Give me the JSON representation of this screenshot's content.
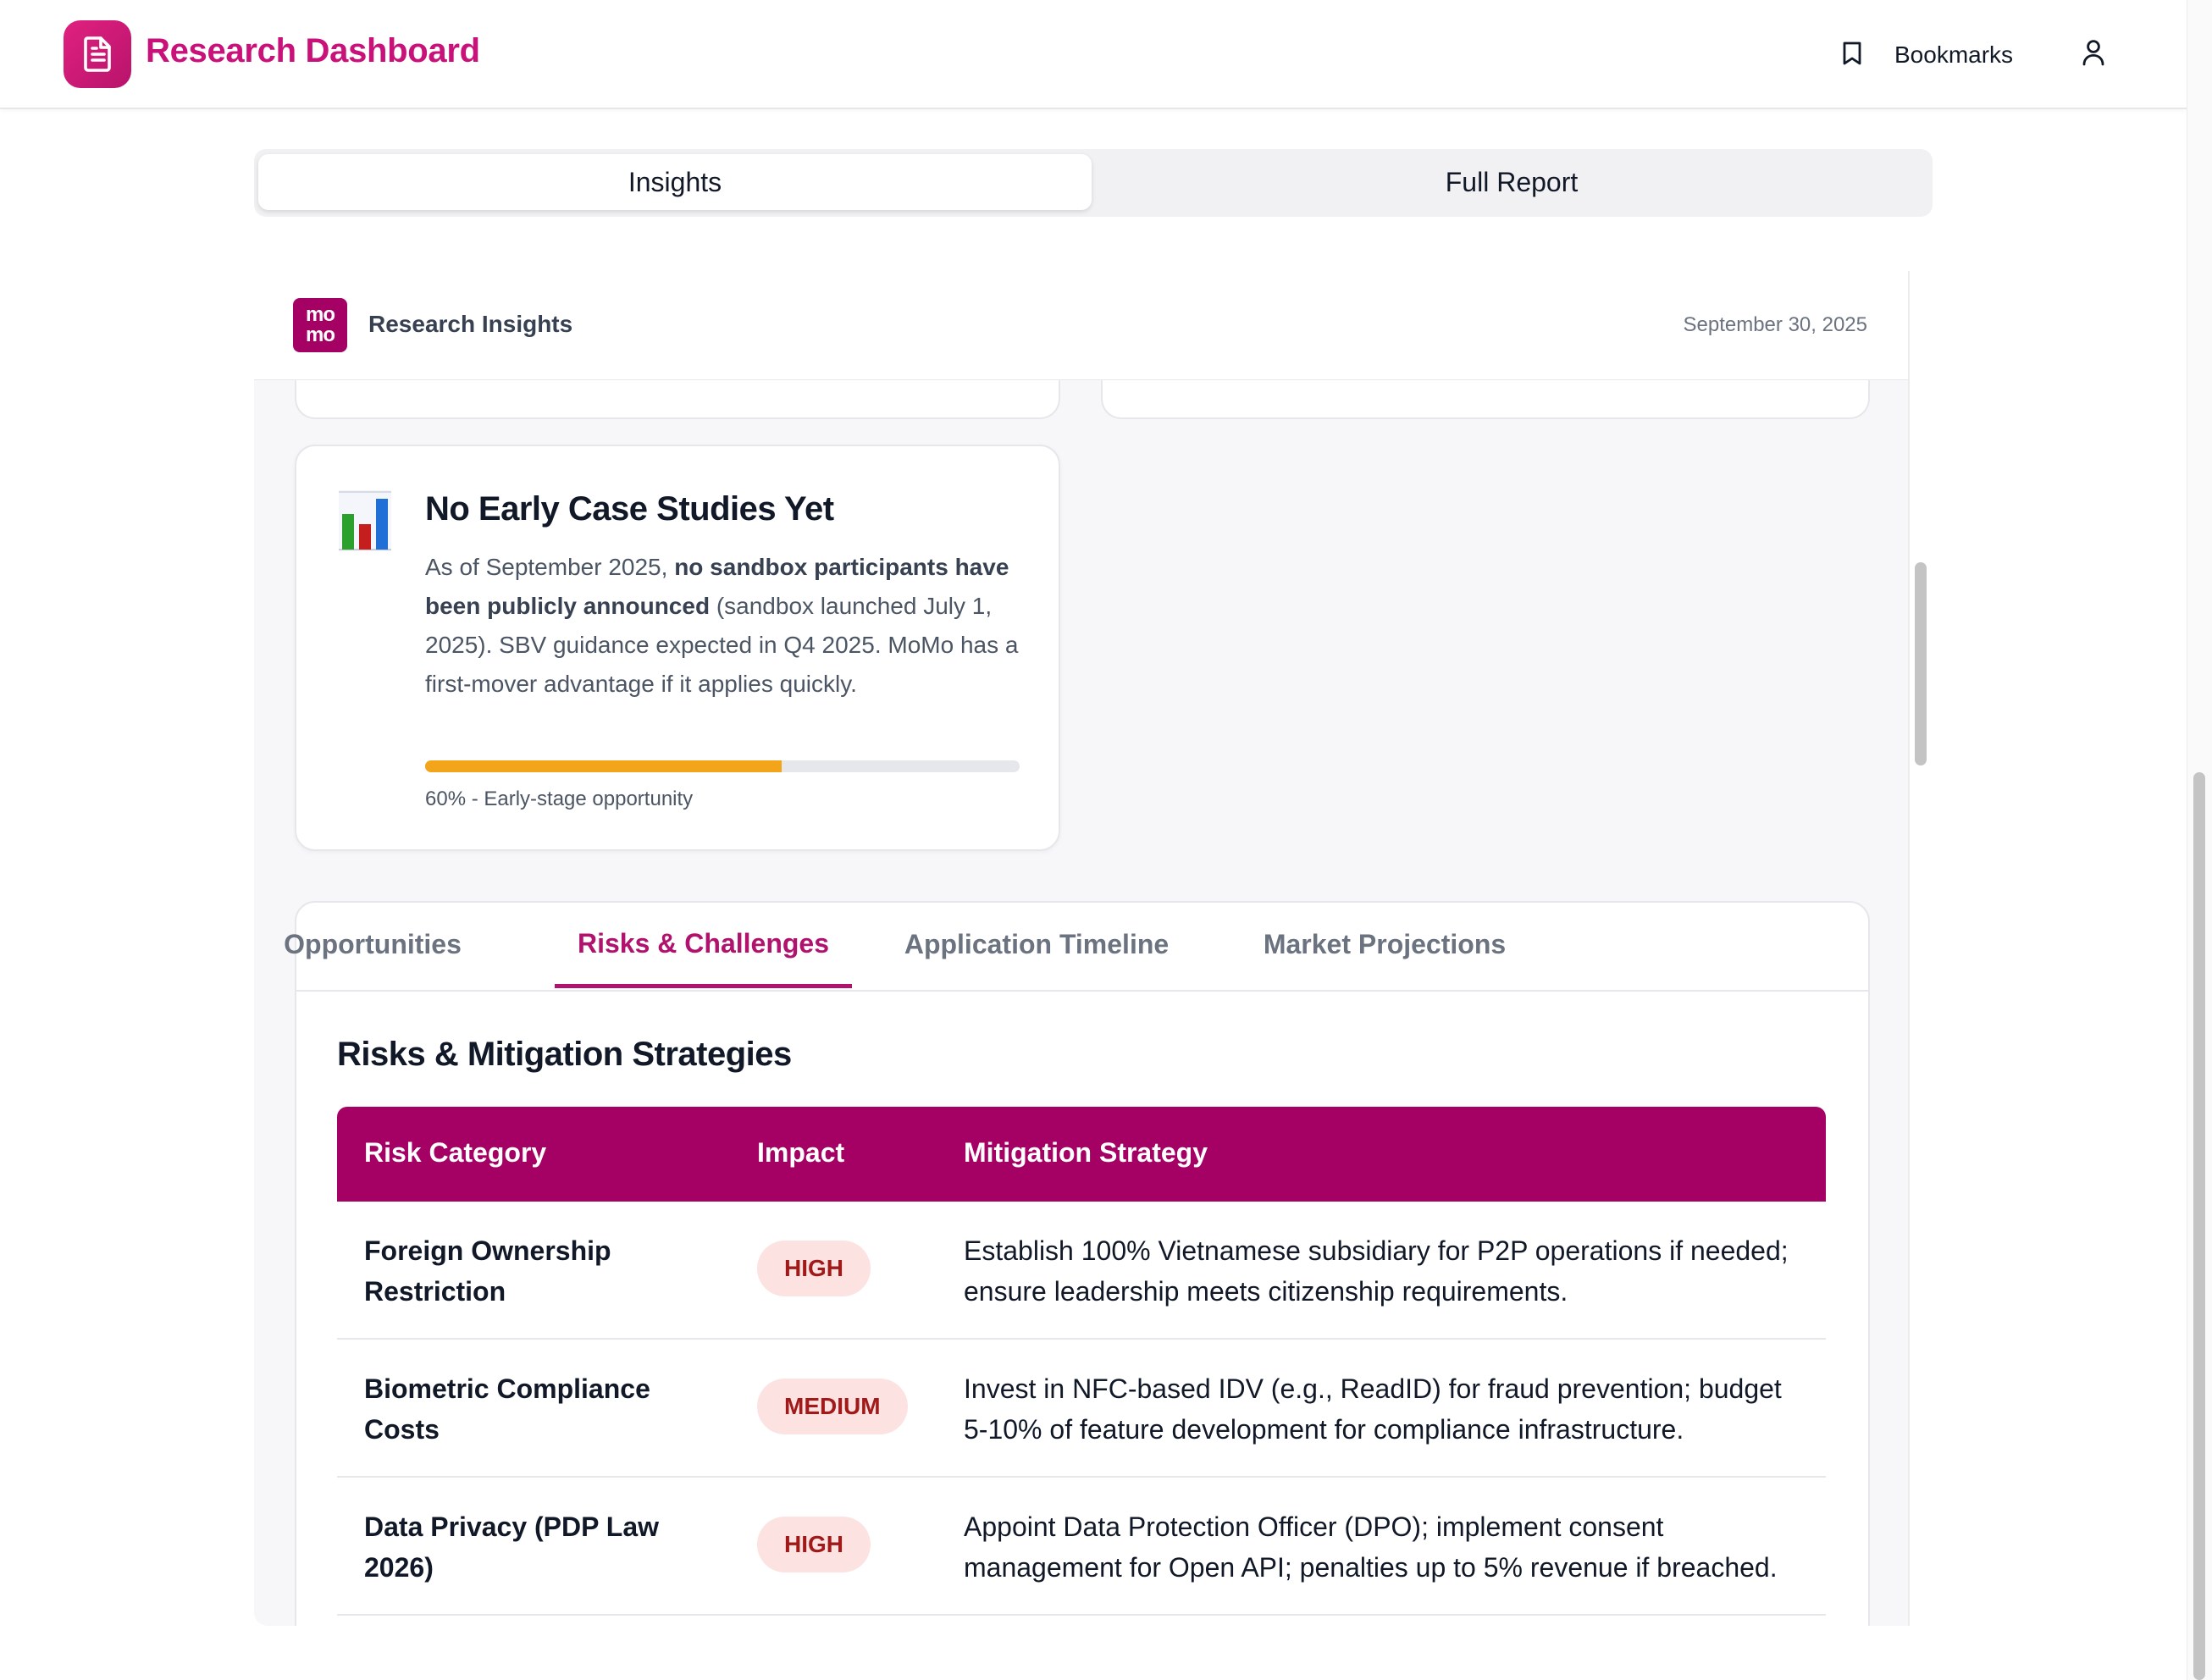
{
  "header": {
    "app_title": "Research Dashboard",
    "bookmarks_label": "Bookmarks"
  },
  "view_toggle": {
    "options": [
      "Insights",
      "Full Report"
    ],
    "selected": "Insights"
  },
  "panel": {
    "brand_badge": [
      "mo",
      "mo"
    ],
    "title": "Research Insights",
    "date": "September 30, 2025"
  },
  "insight_card": {
    "icon": "bar-chart-icon",
    "title": "No Early Case Studies Yet",
    "body_intro": "As of September 2025, ",
    "body_bold": "no sandbox participants have been publicly announced",
    "body_rest": " (sandbox launched July 1, 2025). SBV guidance expected in Q4 2025. MoMo has a first-mover advantage if it applies quickly.",
    "progress_value": 60,
    "progress_label": "60% - Early-stage opportunity",
    "progress_color": "#f2a51a"
  },
  "tabs": {
    "items": [
      "Opportunities",
      "Risks & Challenges",
      "Application Timeline",
      "Market Projections"
    ],
    "active": "Risks & Challenges"
  },
  "risks": {
    "title": "Risks & Mitigation Strategies",
    "columns": [
      "Risk Category",
      "Impact",
      "Mitigation Strategy"
    ],
    "rows": [
      {
        "category": "Foreign Ownership Restriction",
        "impact": "HIGH",
        "mitigation": "Establish 100% Vietnamese subsidiary for P2P operations if needed; ensure leadership meets citizenship requirements."
      },
      {
        "category": "Biometric Compliance Costs",
        "impact": "MEDIUM",
        "mitigation": "Invest in NFC-based IDV (e.g., ReadID) for fraud prevention; budget 5-10% of feature development for compliance infrastructure."
      },
      {
        "category": "Data Privacy (PDP Law 2026)",
        "impact": "HIGH",
        "mitigation": "Appoint Data Protection Officer (DPO); implement consent management for Open API; penalties up to 5% revenue if breached."
      }
    ]
  },
  "colors": {
    "brand": "#c8127a",
    "table_header": "#a50064",
    "badge_bg": "#fde2e2",
    "badge_text": "#a11a1a"
  }
}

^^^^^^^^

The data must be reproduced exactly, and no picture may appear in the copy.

Give me the JSON representation of this screenshot's content.
{
  "header": {
    "app_title": "Research Dashboard",
    "bookmarks_label": "Bookmarks"
  },
  "view_toggle": {
    "options": [
      "Insights",
      "Full Report"
    ],
    "selected": "Insights"
  },
  "panel": {
    "brand_badge": [
      "mo",
      "mo"
    ],
    "title": "Research Insights",
    "date": "September 30, 2025"
  },
  "insight_card": {
    "icon": "bar-chart-icon",
    "title": "No Early Case Studies Yet",
    "body_intro": "As of September 2025, ",
    "body_bold": "no sandbox participants have been publicly announced",
    "body_rest": " (sandbox launched July 1, 2025). SBV guidance expected in Q4 2025. MoMo has a first-mover advantage if it applies quickly.",
    "progress_value": 60,
    "progress_label": "60% - Early-stage opportunity",
    "progress_color": "#f2a51a"
  },
  "tabs": {
    "items": [
      "Opportunities",
      "Risks & Challenges",
      "Application Timeline",
      "Market Projections"
    ],
    "active": "Risks & Challenges"
  },
  "risks": {
    "title": "Risks & Mitigation Strategies",
    "columns": [
      "Risk Category",
      "Impact",
      "Mitigation Strategy"
    ],
    "rows": [
      {
        "category": "Foreign Ownership Restriction",
        "impact": "HIGH",
        "mitigation": "Establish 100% Vietnamese subsidiary for P2P operations if needed; ensure leadership meets citizenship requirements."
      },
      {
        "category": "Biometric Compliance Costs",
        "impact": "MEDIUM",
        "mitigation": "Invest in NFC-based IDV (e.g., ReadID) for fraud prevention; budget 5-10% of feature development for compliance infrastructure."
      },
      {
        "category": "Data Privacy (PDP Law 2026)",
        "impact": "HIGH",
        "mitigation": "Appoint Data Protection Officer (DPO); implement consent management for Open API; penalties up to 5% revenue if breached."
      }
    ]
  },
  "colors": {
    "brand": "#c8127a",
    "table_header": "#a50064",
    "badge_bg": "#fde2e2",
    "badge_text": "#a11a1a"
  }
}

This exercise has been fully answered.